Architectural award-winners are increasingly diverse, but we can’t stop pushing for better representation says Zoë Berman
If you were to seek a case-study industry that has successfully pioneered equality, the design and construction sector probably wouldn’t be the first place to look. Women have been admitted to the RIBA since the late nineteenth century, but the proportion of qualified female architects continues to hover under 30 per cent. The imbalance is even more extreme when it comes to who has, and has not, been granted recognition in industry awards.
Does that matter? Not everyone thinks so. I recently talked to the director of a construction company about the work done by Part W – a gender equity group that I co-founded – in pushing for women architects to be recognised with the Royal Gold Medal. He eye-rolled, groaned and asked “Why are you wasting your time on this? Architecture awards are so utterly irrelevant to the wider construction industry. They have no impact whatsoever”.
And yet this is precisely why I feel it necessary to push for awards schemes that look beyond shiny iconic buildings and the contribution of heroic lead designers: we need to change the picture we present of ourselves – and to ourselves – if our profession is to attract and retain a diverse mix of people, to signal a commitment to tackling resource shortages, and more widely to address the inadequacies of the built environment experienced by the many.
Top: Yvonne Farrell and Shelley McNamara, co-founders of Dublin-based Grafton Architects, won the 2020 Royal Gold Medal.
Above: David Adjaye, founder of London-, New York- and Accra-based Adjaye Associates, won the 2021 Royal Gold Medal (ph: Alex Fradkin).

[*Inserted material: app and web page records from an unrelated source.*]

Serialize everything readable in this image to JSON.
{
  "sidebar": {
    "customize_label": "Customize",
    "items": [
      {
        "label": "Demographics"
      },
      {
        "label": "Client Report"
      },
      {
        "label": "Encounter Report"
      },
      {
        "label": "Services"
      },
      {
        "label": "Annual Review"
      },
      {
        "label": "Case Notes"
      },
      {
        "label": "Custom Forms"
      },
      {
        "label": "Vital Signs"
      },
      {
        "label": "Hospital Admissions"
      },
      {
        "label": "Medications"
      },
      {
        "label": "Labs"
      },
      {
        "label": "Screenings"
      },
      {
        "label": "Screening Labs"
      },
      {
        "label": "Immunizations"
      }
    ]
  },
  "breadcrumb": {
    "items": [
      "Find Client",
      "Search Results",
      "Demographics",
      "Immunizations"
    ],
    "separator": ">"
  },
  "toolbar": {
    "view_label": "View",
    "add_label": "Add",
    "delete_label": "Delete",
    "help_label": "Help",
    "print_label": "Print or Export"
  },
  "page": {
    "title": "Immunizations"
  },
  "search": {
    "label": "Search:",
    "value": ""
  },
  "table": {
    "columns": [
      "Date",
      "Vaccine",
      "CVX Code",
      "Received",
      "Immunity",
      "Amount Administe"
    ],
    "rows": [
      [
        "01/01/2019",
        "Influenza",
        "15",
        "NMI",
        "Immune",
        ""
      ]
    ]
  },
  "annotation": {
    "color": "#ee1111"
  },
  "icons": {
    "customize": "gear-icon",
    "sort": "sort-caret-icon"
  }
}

Looking at the pathways through the industry, the lack of gender equity in the design sector can’t be explained away by a lack of early career interest. Most schools of architecture report at least half of their intake as female, but women aren’t remaining in the sector to the point of becoming qualified in such high numbers. Something is putting them off – and the built environment’s high-profile awards contribute a glazed sliver into the glass ceiling that exists for minority groups by boosting the careers of those recognised, whilst overlooking others. The pattern of who wins, and what type of work is awarded, appears to validate certain kinds of architect, and types of practice.
In her book ‘History, Design, and Legacy: Architectural Prizes and Awards’, Dr Liz Walder pointed out the formula for winning an RIBA Royal Gold Medal that applied until very recently: be male, white, have won a number of other awards, run a large practice, and ideally be 66 years old. This data has been a sad indictment of our profession – evidencing that the industry struggles to find ways to recognise younger talent, female talent or the work of those from diverse backgrounds.
Part W began to campaign for the Royal Gold Medal to recognise female architects in 2019, and was thrilled to see Grafton Architects – founded by the female duo Yvonne Farley and Shelley MacNamara – named as the 2020 recipient. (Notably, they insisted the award being given not in their names but in the name of the practice, in recognition of the collective work of their team – challenging another way that problematic perceptions are formed in the architecture profession). There is further cause of celebration at the news that David Adjaye is to receive the Royal Gold Medal in 2021 – the first Black architect to be recognised. This is a step towards greater recognition of the contribution of Black architects more widely.
Lesley Lokko, recipient of the 2020 RIBA Annie Spink Award for excellence in architectural education, has taught in the UK, the USA and South Africa, and is currently establishing the African Futures Institute, an independent postgraduate school of architecture in Accra, Ghana (ph: Debra Hurford Brown).
And now there is further good news: Lesley Lokko has been given the biennial RIBA Annie Spink Award, established in 2000 to recognise individuals who have made an outstanding contribution to architectural education. She is the second woman to receive the award, the first being Christine Hawley, and the first person of colour. I was among a number of international practitioners and academics to nominate her, and share their delight at the result.
On receiving the nomination, Professor Lokko said “I am deeply humbled by the jury’s decision. This award is for everyone who came out in support of the Black Lives Matter protests, which put such difficult and challenging questions on the table for us all. It is also dedicated to the teachers and students at the Graduate School of Architecture at the University of Johannesburg, whose tenacity and inventiveness have charted a new path for architectural education. Together with the profound intellectual generosity I experienced as a student at the Bartlett School of Architecture in the 1990s, they remain crucial touchstones in my teaching practice, now and in whatever comes next.”
Recent victories suggest that the culture of awards is changing, which should be vocally celebrated. At the same time, we must acknowledge there is still much more to do”
These recent victories are overdue, but suggest that the culture of awards is changing, which should be vocally celebrated. At the same time, we must acknowledge there is still much more to do. Better representation in awards schemes is not evidence of structural change in the profession, but can help to continue that process. That is why Part W will continue to push for awards to look beyond the usual suspects, to interrogate assumptions about where quality or value lies in architecture, and to question whose interests are being served in bestowing honours.
We need awards that directly connect with and recognise work that addresses the issues of our time. We need awards to be given to practitioners who are as diverse as the world’s population – and the commissions that usually follow. We have seen that change is possible. We need to keep going.